After Sunday School I saw Miss Hooker
crying in the parking lot, at the wheel
of her little Chevy. I was on my way
home, a half-mile walk but I stopped to ask
if I could help her since the story for
today was the Good Samaritan, who
helped somebody he didn't have to help,
someone different, and Miss Hooker surely
is because she's female and old, I'd guess
25 to my 10, and religious
and I'm just a sinful little kid bound
for Hell unless I change my evil ways.
That's what I learn in Sunday School and church
and they should know. If I want chili dogs
I go to the Korn Dawg King, just outside

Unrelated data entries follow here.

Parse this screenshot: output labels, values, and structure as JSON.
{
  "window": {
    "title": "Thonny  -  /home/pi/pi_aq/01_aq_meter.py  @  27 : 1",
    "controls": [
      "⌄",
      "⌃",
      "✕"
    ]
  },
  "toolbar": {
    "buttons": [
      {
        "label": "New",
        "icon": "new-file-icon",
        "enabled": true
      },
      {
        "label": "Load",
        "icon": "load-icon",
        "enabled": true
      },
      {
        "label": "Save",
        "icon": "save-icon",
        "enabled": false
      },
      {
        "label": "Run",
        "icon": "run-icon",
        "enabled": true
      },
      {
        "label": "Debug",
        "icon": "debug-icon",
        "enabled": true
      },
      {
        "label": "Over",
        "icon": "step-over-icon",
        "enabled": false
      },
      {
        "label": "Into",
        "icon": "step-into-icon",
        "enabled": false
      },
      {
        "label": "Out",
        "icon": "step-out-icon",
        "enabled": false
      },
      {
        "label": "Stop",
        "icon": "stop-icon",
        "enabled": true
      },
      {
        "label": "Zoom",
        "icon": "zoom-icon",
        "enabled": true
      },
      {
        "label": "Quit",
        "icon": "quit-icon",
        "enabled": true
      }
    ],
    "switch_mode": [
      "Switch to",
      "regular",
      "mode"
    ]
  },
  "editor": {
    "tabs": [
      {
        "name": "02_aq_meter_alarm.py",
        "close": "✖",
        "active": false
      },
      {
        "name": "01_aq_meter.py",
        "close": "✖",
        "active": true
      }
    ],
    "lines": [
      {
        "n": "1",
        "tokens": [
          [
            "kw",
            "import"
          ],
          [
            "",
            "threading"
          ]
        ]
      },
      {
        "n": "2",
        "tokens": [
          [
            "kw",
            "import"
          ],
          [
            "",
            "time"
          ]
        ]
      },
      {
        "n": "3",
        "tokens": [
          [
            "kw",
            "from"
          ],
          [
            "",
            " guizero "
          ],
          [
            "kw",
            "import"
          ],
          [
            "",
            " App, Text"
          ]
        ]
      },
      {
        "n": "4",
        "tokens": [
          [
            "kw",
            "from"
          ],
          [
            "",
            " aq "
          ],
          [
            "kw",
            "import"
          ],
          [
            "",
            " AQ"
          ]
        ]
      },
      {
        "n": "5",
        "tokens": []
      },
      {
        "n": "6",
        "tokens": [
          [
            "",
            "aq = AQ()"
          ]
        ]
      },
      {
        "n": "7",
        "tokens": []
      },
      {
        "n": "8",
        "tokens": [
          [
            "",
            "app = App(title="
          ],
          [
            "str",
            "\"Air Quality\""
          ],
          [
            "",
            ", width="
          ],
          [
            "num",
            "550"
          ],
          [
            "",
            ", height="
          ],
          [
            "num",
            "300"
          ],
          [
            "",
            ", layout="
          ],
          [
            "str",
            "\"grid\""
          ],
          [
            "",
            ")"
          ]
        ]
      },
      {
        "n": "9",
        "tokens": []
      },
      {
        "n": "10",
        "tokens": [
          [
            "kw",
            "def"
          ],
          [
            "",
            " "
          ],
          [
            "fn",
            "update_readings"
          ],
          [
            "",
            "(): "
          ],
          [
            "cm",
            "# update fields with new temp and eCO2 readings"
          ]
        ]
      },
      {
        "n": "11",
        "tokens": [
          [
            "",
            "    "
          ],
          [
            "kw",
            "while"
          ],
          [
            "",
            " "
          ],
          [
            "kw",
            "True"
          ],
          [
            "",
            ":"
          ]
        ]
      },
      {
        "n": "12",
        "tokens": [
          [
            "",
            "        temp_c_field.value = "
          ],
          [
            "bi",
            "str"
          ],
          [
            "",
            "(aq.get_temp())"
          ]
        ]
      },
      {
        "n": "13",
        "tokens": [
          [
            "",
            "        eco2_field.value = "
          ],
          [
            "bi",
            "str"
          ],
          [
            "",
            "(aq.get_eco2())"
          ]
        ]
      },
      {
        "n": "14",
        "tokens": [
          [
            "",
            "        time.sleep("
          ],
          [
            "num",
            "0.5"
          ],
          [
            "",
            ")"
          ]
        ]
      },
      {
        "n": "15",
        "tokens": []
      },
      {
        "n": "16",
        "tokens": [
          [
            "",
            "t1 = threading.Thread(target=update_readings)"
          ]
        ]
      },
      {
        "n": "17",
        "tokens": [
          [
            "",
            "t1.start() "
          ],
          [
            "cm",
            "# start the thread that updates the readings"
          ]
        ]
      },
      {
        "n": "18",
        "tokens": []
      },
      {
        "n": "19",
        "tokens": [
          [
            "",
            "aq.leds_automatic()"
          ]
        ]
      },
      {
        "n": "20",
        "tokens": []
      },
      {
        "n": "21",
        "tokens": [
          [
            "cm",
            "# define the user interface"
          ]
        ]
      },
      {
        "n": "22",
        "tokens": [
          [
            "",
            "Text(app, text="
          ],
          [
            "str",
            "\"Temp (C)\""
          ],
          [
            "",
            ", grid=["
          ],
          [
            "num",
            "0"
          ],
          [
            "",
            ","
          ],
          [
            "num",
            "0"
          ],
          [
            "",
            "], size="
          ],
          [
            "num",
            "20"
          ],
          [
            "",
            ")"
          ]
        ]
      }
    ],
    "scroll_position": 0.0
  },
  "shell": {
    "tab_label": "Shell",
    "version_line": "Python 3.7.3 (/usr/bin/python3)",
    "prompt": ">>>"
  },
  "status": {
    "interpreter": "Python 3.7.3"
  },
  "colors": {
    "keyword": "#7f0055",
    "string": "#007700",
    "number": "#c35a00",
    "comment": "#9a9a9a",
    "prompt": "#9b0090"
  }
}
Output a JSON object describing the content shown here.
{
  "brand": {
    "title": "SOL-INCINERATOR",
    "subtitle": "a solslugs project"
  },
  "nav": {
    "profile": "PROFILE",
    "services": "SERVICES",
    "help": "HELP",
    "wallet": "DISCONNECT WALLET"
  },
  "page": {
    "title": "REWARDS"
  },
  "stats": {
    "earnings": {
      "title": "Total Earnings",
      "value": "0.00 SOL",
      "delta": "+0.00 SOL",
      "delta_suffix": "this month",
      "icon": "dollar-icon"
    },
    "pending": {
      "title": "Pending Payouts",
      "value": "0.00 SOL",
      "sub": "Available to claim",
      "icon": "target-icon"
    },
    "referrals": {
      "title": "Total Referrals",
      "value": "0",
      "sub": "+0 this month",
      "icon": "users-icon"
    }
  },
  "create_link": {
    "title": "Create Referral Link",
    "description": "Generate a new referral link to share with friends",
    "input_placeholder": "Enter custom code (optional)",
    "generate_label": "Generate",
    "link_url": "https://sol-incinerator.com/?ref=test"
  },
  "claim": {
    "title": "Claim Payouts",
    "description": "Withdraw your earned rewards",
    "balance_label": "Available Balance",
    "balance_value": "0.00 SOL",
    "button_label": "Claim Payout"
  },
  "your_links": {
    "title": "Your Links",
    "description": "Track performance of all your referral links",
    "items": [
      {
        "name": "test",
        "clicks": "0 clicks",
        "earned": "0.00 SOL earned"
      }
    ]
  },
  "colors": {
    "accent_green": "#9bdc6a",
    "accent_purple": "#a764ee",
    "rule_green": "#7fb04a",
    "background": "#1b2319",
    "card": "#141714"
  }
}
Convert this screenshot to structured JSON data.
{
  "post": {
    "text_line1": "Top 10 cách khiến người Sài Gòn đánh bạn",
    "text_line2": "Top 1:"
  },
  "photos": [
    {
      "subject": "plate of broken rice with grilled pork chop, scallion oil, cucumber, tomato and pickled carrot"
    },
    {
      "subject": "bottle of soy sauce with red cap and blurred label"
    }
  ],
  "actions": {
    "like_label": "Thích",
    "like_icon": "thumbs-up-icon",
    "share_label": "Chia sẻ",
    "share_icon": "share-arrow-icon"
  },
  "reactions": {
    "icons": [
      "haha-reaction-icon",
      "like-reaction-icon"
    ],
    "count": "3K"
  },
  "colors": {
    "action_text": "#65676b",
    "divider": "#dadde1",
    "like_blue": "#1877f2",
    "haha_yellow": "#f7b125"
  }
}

of town, and if I want God I come to church
to get His grub. I don't go to church for
chili dogs or to the Korn Dawg King for
Jesus, even if He's everywhere, in
my wiener and the blood of my ketchup,
its redness I mean, and the gold mustard
and the bun made out of bread which man does
not live alone by. I can't quite explain
the onions or the relish. I'm not saved
but Miss Hooker is, her soul that is, but
I stopped to ask her if I could help and
she was quick to dry her eyes, poor creature,
and told me that she couldn't get her motor
started so I told her to pop the hood,
the car's I mean, so I could take a look.
I found a loose battery connection,
I was lucky or God was blessing me,
so I slipped it over the terminal
again and tightened it as well as I
could and closed the hood but not all the way
just in case I hadn't cured the patient
--solved the problem I mean--and called, Try her
now, meaning the car, and Miss Hooker did
and, son of a bitch--I mean Glory be
- it came to life. Miss Hooker reached into
her pocketbook and fished out some coin
but I said, No ma'am, it was charity
and your money's no good here, praise the Lord.
So she got out of the car and kissed me
but not on the lips, that would be a sin,
but on the cheek, and I turned the other
and she kissed it, too, then got back in
and I shut the hood and stepped to one side
and she drove away, waving and happy.
So that's how I know that there is a God.
He lives inside me but ought to be free.
If you have any thoughts on this poem, Gale Acuff would be
pleased to hear them.